Please retype all the data below exactly, line for line.
________________________________________
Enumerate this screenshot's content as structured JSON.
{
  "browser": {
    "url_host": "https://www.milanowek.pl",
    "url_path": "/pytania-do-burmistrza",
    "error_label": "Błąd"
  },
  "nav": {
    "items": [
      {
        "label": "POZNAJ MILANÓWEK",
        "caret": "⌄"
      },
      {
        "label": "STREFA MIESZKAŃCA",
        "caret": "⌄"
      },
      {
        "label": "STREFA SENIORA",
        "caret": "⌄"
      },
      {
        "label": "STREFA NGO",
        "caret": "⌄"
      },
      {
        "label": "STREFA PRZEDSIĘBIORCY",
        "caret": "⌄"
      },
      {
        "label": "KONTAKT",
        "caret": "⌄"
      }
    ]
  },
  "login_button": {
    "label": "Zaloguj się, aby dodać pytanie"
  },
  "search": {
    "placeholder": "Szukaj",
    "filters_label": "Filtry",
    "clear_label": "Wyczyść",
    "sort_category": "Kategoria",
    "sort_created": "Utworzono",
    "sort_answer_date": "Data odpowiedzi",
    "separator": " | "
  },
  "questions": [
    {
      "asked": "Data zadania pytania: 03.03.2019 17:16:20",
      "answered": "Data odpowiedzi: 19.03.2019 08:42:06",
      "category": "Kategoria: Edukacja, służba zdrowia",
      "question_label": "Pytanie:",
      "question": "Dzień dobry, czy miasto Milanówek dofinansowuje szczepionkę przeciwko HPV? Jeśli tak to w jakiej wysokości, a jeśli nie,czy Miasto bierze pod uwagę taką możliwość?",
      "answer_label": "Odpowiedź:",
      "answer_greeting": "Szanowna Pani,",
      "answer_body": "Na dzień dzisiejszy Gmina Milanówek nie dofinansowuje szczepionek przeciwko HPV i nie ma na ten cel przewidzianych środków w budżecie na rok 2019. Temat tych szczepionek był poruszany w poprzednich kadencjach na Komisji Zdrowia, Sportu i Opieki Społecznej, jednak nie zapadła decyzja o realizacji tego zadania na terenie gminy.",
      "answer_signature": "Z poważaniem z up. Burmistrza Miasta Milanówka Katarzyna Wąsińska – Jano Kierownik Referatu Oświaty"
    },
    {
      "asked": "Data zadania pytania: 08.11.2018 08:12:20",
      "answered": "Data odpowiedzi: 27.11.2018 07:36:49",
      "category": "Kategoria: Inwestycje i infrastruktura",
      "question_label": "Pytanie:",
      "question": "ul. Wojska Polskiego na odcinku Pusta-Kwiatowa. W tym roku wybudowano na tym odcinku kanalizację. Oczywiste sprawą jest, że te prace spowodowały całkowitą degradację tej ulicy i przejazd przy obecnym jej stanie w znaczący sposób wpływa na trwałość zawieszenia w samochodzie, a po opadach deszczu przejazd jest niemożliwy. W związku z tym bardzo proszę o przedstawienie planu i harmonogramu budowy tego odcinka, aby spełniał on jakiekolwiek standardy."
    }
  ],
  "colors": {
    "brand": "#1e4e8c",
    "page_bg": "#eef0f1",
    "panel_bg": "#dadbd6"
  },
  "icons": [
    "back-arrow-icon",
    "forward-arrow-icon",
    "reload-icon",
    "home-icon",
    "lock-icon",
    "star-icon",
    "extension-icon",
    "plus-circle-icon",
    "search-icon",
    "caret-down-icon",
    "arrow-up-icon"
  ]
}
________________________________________
> Result of the task:
Enumerate this screenshot's content as structured JSON.
{
  "browser": {
    "url_host": "https://www.milanowek.pl",
    "url_path": "/pytania-do-burmistrza",
    "error_label": "Błąd"
  },
  "nav": {
    "items": [
      {
        "label": "POZNAJ MILANÓWEK",
        "caret": "⌄"
      },
      {
        "label": "STREFA MIESZKAŃCA",
        "caret": "⌄"
      },
      {
        "label": "STREFA SENIORA",
        "caret": "⌄"
      },
      {
        "label": "STREFA NGO",
        "caret": "⌄"
      },
      {
        "label": "STREFA PRZEDSIĘBIORCY",
        "caret": "⌄"
      },
      {
        "label": "KONTAKT",
        "caret": "⌄"
      }
    ]
  },
  "login_button": {
    "label": "Zaloguj się, aby dodać pytanie"
  },
  "search": {
    "placeholder": "Szukaj",
    "filters_label": "Filtry",
    "clear_label": "Wyczyść",
    "sort_category": "Kategoria",
    "sort_created": "Utworzono",
    "sort_answer_date": "Data odpowiedzi",
    "separator": " | "
  },
  "questions": [
    {
      "asked": "Data zadania pytania: 03.03.2019 17:16:20",
      "answered": "Data odpowiedzi: 19.03.2019 08:42:06",
      "category": "Kategoria: Edukacja, służba zdrowia",
      "question_label": "Pytanie:",
      "question": "Dzień dobry, czy miasto Milanówek dofinansowuje szczepionkę przeciwko HPV? Jeśli tak to w jakiej wysokości, a jeśli nie,czy Miasto bierze pod uwagę taką możliwość?",
      "answer_label": "Odpowiedź:",
      "answer_greeting": "Szanowna Pani,",
      "answer_body": "Na dzień dzisiejszy Gmina Milanówek nie dofinansowuje szczepionek przeciwko HPV i nie ma na ten cel przewidzianych środków w budżecie na rok 2019. Temat tych szczepionek był poruszany w poprzednich kadencjach na Komisji Zdrowia, Sportu i Opieki Społecznej, jednak nie zapadła decyzja o realizacji tego zadania na terenie gminy.",
      "answer_signature": "Z poważaniem z up. Burmistrza Miasta Milanówka Katarzyna Wąsińska – Jano Kierownik Referatu Oświaty"
    },
    {
      "asked": "Data zadania pytania: 08.11.2018 08:12:20",
      "answered": "Data odpowiedzi: 27.11.2018 07:36:49",
      "category": "Kategoria: Inwestycje i infrastruktura",
      "question_label": "Pytanie:",
      "question": "ul. Wojska Polskiego na odcinku Pusta-Kwiatowa. W tym roku wybudowano na tym odcinku kanalizację. Oczywiste sprawą jest, że te prace spowodowały całkowitą degradację tej ulicy i przejazd przy obecnym jej stanie w znaczący sposób wpływa na trwałość zawieszenia w samochodzie, a po opadach deszczu przejazd jest niemożliwy. W związku z tym bardzo proszę o przedstawienie planu i harmonogramu budowy tego odcinka, aby spełniał on jakiekolwiek standardy."
    }
  ],
  "colors": {
    "brand": "#1e4e8c",
    "page_bg": "#eef0f1",
    "panel_bg": "#dadbd6"
  },
  "icons": [
    "back-arrow-icon",
    "forward-arrow-icon",
    "reload-icon",
    "home-icon",
    "lock-icon",
    "star-icon",
    "extension-icon",
    "plus-circle-icon",
    "search-icon",
    "caret-down-icon",
    "arrow-up-icon"
  ]
}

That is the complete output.